Entries taken from a collection:
————————
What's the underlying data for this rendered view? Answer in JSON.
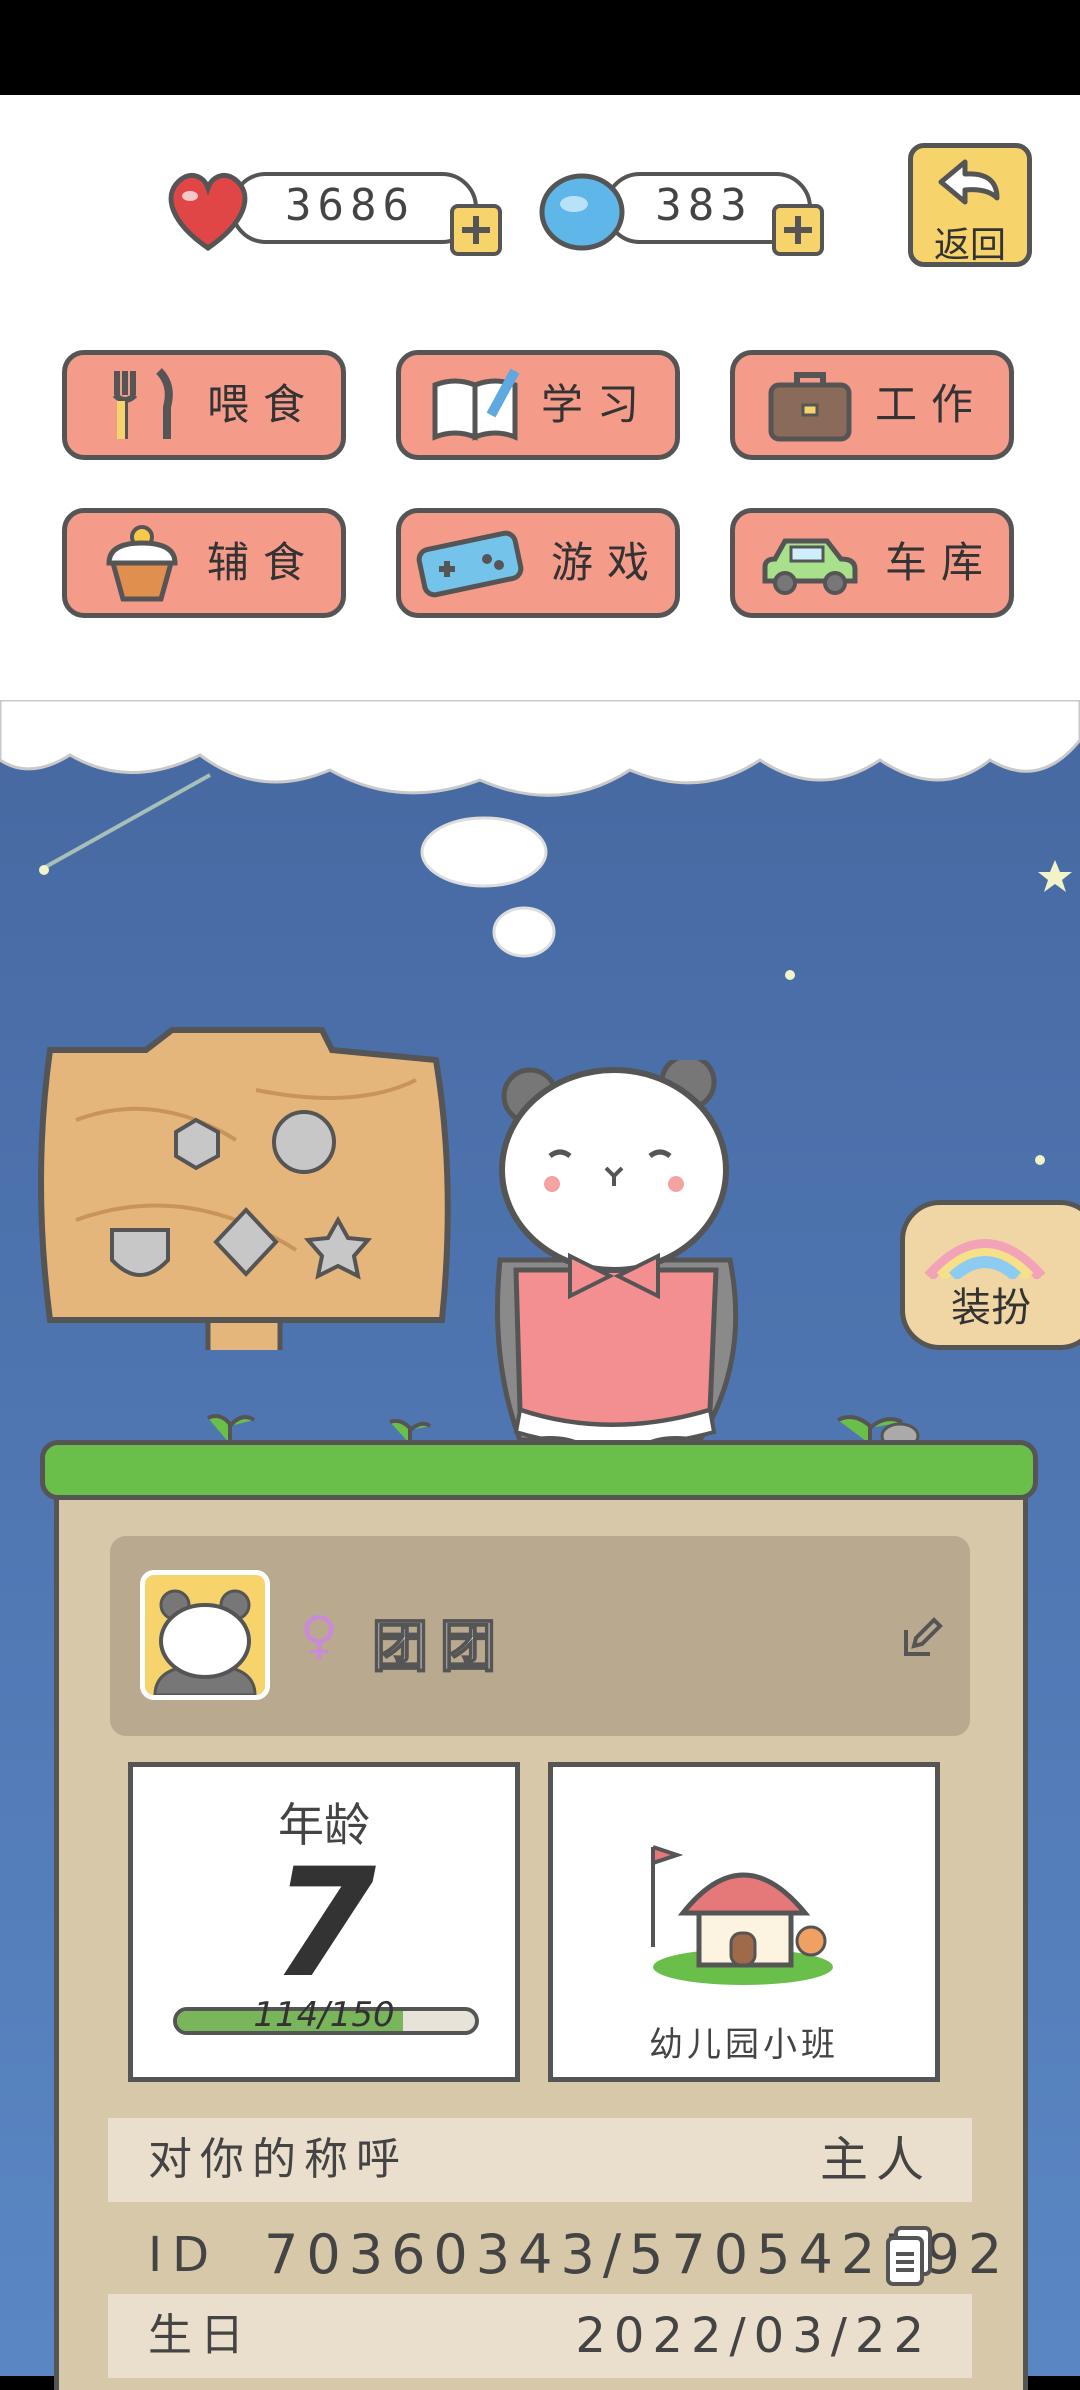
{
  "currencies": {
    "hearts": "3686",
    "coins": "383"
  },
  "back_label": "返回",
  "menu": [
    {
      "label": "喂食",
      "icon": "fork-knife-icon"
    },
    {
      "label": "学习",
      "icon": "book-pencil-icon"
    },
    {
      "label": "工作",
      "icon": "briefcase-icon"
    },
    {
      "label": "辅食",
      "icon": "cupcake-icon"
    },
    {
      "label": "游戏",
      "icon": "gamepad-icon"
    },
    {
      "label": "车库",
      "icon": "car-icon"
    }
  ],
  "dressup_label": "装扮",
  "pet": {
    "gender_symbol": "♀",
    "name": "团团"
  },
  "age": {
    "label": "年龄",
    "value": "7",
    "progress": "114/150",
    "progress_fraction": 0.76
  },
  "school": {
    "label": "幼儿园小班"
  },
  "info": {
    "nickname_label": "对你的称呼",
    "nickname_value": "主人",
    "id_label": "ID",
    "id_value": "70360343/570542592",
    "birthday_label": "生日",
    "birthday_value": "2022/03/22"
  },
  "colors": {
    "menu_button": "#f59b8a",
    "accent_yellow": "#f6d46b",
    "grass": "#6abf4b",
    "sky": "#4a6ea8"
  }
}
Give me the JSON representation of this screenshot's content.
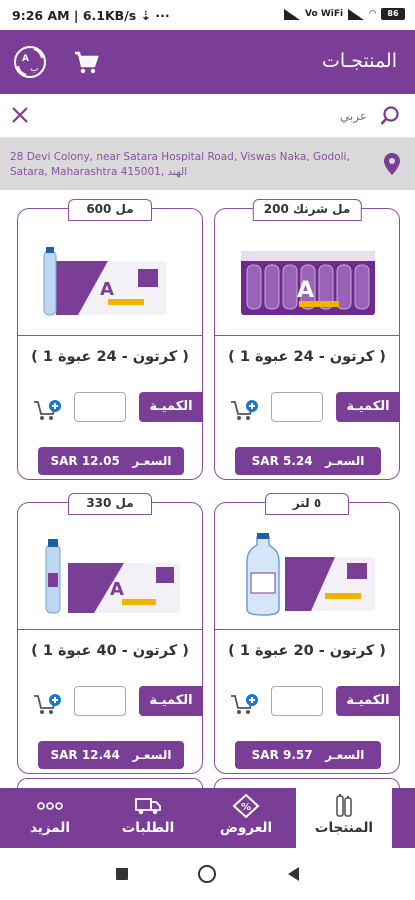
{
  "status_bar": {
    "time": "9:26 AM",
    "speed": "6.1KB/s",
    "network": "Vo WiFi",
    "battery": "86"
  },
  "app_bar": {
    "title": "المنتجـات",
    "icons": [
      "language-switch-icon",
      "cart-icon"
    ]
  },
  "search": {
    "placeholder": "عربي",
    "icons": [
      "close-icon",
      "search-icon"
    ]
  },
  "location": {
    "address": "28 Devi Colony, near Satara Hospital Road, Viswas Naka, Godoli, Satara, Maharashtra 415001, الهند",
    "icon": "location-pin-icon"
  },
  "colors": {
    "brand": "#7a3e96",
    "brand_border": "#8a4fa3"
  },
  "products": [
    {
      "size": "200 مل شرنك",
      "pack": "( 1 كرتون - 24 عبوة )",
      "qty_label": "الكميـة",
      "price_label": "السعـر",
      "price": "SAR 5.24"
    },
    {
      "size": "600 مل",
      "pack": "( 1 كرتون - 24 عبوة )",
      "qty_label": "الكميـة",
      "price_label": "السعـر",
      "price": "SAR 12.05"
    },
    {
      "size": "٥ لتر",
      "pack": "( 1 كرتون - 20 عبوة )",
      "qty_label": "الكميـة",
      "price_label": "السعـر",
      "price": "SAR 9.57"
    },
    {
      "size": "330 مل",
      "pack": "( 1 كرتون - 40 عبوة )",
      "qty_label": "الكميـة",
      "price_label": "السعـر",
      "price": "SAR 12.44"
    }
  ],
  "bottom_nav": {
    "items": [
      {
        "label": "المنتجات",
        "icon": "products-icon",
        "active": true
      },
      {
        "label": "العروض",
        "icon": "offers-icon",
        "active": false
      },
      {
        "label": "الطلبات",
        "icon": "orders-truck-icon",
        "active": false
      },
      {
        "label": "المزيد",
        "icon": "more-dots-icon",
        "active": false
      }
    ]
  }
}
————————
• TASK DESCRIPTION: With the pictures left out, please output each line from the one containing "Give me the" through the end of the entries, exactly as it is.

• ANSWER TO THIS PROBLEM:
Give me the JSON representation of this screenshot's content.
{
  "status_bar": {
    "time": "9:26 AM",
    "speed": "6.1KB/s",
    "network": "Vo WiFi",
    "battery": "86"
  },
  "app_bar": {
    "title": "المنتجـات",
    "icons": [
      "language-switch-icon",
      "cart-icon"
    ]
  },
  "search": {
    "placeholder": "عربي",
    "icons": [
      "close-icon",
      "search-icon"
    ]
  },
  "location": {
    "address": "28 Devi Colony, near Satara Hospital Road, Viswas Naka, Godoli, Satara, Maharashtra 415001, الهند",
    "icon": "location-pin-icon"
  },
  "colors": {
    "brand": "#7a3e96",
    "brand_border": "#8a4fa3"
  },
  "products": [
    {
      "size": "200 مل شرنك",
      "pack": "( 1 كرتون - 24 عبوة )",
      "qty_label": "الكميـة",
      "price_label": "السعـر",
      "price": "SAR 5.24"
    },
    {
      "size": "600 مل",
      "pack": "( 1 كرتون - 24 عبوة )",
      "qty_label": "الكميـة",
      "price_label": "السعـر",
      "price": "SAR 12.05"
    },
    {
      "size": "٥ لتر",
      "pack": "( 1 كرتون - 20 عبوة )",
      "qty_label": "الكميـة",
      "price_label": "السعـر",
      "price": "SAR 9.57"
    },
    {
      "size": "330 مل",
      "pack": "( 1 كرتون - 40 عبوة )",
      "qty_label": "الكميـة",
      "price_label": "السعـر",
      "price": "SAR 12.44"
    }
  ],
  "bottom_nav": {
    "items": [
      {
        "label": "المنتجات",
        "icon": "products-icon",
        "active": true
      },
      {
        "label": "العروض",
        "icon": "offers-icon",
        "active": false
      },
      {
        "label": "الطلبات",
        "icon": "orders-truck-icon",
        "active": false
      },
      {
        "label": "المزيد",
        "icon": "more-dots-icon",
        "active": false
      }
    ]
  }
}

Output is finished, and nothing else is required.